EXERCISE
A single number is the answer here: how many lines below include "starts"?

SUPPLIED MATERIAL
====

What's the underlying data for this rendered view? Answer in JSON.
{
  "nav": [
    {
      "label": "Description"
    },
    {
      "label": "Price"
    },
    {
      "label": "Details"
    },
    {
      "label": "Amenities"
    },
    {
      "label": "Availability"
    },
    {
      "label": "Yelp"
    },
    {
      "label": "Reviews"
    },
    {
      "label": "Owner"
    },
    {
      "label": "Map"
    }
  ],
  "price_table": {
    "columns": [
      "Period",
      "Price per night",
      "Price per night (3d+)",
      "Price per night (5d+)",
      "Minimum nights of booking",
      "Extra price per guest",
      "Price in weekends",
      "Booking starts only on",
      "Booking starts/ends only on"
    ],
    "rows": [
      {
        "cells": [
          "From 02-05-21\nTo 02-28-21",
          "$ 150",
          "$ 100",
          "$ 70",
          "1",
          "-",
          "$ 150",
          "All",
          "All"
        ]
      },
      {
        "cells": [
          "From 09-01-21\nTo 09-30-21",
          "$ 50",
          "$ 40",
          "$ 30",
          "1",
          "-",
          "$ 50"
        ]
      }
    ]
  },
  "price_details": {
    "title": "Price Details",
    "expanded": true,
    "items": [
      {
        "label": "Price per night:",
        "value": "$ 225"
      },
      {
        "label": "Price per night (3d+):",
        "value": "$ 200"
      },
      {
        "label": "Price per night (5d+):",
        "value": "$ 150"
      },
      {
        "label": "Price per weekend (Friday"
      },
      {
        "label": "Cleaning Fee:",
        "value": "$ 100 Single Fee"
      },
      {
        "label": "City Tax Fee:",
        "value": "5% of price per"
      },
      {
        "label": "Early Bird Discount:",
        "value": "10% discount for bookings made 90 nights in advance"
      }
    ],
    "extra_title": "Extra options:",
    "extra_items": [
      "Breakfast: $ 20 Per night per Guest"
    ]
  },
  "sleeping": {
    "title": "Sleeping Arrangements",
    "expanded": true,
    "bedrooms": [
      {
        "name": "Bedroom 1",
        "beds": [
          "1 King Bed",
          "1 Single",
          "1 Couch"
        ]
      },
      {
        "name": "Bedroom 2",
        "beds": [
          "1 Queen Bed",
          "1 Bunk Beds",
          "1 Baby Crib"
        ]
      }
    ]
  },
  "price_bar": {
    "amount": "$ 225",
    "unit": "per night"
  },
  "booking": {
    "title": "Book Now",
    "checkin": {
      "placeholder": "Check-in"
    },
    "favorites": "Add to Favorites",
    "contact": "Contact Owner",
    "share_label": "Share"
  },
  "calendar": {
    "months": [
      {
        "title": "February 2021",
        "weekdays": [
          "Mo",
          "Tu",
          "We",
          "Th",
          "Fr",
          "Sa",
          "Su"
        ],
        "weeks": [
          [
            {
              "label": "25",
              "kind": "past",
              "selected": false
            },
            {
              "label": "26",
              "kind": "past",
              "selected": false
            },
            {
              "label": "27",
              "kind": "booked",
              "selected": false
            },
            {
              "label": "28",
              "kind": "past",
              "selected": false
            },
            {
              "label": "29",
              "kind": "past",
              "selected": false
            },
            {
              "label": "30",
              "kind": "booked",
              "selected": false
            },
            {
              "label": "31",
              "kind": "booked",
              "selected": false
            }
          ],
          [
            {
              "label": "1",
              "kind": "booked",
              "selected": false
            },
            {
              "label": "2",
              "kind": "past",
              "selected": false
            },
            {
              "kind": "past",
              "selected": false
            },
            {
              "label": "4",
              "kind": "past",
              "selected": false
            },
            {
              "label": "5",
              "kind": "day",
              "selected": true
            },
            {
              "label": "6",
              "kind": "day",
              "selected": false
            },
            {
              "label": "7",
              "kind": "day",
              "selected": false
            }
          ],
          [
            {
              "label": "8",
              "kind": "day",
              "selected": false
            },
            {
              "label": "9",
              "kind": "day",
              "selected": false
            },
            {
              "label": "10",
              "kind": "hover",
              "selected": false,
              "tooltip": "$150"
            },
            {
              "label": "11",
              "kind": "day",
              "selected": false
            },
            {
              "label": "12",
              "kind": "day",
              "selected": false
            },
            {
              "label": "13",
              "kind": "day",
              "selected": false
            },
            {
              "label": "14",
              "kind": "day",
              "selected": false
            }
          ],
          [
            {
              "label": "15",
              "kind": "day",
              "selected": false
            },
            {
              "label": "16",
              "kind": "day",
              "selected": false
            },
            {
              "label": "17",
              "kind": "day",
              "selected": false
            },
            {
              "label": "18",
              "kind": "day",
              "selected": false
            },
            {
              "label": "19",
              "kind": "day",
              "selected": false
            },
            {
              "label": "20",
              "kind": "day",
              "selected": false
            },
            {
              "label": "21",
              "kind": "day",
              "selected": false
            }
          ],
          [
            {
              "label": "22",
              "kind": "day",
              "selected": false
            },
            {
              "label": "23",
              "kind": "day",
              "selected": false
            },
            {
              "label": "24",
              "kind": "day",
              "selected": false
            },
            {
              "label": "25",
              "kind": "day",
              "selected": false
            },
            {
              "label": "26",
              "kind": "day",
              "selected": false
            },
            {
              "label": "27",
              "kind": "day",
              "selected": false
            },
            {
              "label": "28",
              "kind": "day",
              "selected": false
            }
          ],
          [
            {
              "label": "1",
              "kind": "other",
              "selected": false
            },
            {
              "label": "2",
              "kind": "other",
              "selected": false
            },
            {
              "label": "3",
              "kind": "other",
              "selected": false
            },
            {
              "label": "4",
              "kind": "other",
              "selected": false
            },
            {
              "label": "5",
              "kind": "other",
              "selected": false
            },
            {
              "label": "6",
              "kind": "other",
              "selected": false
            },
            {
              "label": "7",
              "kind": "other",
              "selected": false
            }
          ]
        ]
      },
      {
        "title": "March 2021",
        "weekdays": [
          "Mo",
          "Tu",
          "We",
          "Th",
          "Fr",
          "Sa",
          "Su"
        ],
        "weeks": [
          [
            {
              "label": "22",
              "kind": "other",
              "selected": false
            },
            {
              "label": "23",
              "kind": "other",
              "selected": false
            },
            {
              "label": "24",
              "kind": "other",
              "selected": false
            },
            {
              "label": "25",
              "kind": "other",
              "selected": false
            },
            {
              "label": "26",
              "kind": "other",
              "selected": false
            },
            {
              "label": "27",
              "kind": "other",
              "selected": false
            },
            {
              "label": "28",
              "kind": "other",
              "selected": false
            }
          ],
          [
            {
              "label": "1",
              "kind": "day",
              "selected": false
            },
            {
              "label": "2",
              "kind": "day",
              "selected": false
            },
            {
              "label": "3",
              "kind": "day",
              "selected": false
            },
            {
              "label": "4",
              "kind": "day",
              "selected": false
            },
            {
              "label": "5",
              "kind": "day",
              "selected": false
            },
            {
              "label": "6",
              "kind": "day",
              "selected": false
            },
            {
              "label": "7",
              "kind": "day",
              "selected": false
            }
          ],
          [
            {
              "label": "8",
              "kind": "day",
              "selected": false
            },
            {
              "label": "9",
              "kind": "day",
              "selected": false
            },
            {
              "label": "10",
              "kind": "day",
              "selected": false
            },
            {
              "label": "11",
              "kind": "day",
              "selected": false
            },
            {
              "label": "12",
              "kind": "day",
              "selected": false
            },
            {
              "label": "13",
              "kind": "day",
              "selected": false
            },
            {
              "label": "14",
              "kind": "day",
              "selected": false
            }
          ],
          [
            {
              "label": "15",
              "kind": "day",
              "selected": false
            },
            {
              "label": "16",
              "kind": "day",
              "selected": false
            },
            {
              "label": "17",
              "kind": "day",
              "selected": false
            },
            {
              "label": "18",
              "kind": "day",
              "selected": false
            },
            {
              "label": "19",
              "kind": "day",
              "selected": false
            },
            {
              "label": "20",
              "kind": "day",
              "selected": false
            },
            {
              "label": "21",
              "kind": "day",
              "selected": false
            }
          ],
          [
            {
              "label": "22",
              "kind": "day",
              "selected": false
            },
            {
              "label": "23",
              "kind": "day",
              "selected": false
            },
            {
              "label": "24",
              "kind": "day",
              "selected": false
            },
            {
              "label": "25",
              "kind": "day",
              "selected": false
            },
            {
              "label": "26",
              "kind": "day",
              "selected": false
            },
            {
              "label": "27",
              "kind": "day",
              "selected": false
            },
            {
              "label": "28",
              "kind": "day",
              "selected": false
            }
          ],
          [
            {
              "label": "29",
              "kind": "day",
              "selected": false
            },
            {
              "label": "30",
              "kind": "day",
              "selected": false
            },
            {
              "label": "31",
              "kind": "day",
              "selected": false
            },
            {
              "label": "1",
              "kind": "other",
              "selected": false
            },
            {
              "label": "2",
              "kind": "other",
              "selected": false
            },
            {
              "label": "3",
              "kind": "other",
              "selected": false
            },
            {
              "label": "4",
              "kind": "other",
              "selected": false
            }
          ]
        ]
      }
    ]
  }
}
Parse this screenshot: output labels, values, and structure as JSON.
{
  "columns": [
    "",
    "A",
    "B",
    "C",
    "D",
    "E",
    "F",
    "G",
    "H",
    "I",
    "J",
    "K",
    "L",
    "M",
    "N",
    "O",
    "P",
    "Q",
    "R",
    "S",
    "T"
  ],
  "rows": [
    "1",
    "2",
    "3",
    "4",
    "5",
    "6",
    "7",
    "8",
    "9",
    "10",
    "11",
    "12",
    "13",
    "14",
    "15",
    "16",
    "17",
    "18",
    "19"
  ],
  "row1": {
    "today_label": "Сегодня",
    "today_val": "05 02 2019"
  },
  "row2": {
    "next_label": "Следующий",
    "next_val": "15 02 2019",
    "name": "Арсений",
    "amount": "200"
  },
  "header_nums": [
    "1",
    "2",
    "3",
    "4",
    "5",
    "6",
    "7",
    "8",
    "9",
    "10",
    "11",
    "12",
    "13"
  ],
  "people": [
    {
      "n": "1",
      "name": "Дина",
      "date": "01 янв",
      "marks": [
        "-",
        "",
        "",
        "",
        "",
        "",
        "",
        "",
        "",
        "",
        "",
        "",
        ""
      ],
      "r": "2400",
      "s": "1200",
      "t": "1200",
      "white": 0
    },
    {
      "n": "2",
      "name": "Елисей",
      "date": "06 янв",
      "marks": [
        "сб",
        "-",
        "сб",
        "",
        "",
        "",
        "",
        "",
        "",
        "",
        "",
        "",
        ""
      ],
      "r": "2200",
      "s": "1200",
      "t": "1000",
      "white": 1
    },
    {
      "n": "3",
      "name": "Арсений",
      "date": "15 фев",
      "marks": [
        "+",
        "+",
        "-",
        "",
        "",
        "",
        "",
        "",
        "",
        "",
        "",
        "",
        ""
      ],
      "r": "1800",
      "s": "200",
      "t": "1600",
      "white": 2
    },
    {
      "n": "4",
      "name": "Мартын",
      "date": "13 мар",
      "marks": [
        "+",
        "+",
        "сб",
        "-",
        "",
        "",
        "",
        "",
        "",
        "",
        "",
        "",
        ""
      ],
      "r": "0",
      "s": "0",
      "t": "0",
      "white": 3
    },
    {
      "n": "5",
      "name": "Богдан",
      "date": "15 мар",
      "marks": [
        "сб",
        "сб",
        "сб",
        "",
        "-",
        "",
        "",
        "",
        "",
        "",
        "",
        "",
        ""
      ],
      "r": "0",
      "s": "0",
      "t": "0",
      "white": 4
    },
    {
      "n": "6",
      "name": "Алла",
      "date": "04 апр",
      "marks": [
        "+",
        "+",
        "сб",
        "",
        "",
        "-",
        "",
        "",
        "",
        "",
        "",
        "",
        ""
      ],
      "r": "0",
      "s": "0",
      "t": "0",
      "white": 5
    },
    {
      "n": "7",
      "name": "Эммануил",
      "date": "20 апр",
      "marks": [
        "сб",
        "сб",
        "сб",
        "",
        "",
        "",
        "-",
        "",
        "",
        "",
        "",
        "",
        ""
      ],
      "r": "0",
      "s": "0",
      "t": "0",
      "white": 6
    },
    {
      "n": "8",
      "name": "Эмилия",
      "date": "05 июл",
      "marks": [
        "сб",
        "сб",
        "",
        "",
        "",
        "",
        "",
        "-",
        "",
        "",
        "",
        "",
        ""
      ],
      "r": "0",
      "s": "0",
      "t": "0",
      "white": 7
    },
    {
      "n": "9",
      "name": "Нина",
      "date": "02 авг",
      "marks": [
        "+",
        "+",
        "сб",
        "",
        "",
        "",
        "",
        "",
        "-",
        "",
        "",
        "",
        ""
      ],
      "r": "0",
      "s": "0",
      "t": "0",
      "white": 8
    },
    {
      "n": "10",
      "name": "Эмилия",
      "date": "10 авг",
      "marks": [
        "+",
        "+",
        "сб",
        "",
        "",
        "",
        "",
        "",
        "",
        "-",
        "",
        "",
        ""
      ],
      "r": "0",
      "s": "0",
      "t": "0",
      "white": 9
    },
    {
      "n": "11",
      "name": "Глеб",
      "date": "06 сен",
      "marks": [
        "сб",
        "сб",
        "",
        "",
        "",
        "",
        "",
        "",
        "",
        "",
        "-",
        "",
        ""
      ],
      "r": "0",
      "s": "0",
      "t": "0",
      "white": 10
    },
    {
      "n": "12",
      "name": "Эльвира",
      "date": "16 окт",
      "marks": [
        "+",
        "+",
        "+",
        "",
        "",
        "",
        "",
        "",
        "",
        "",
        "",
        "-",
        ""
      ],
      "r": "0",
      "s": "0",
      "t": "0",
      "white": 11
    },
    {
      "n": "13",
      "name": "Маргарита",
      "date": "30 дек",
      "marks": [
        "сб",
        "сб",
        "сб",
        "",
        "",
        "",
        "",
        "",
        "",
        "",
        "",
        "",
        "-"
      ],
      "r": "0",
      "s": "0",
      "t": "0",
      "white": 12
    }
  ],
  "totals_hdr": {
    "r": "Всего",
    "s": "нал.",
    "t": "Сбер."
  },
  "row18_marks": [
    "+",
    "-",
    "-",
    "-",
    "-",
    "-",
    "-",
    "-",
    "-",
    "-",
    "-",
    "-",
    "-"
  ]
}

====

ANSWER TO THIS TASK
2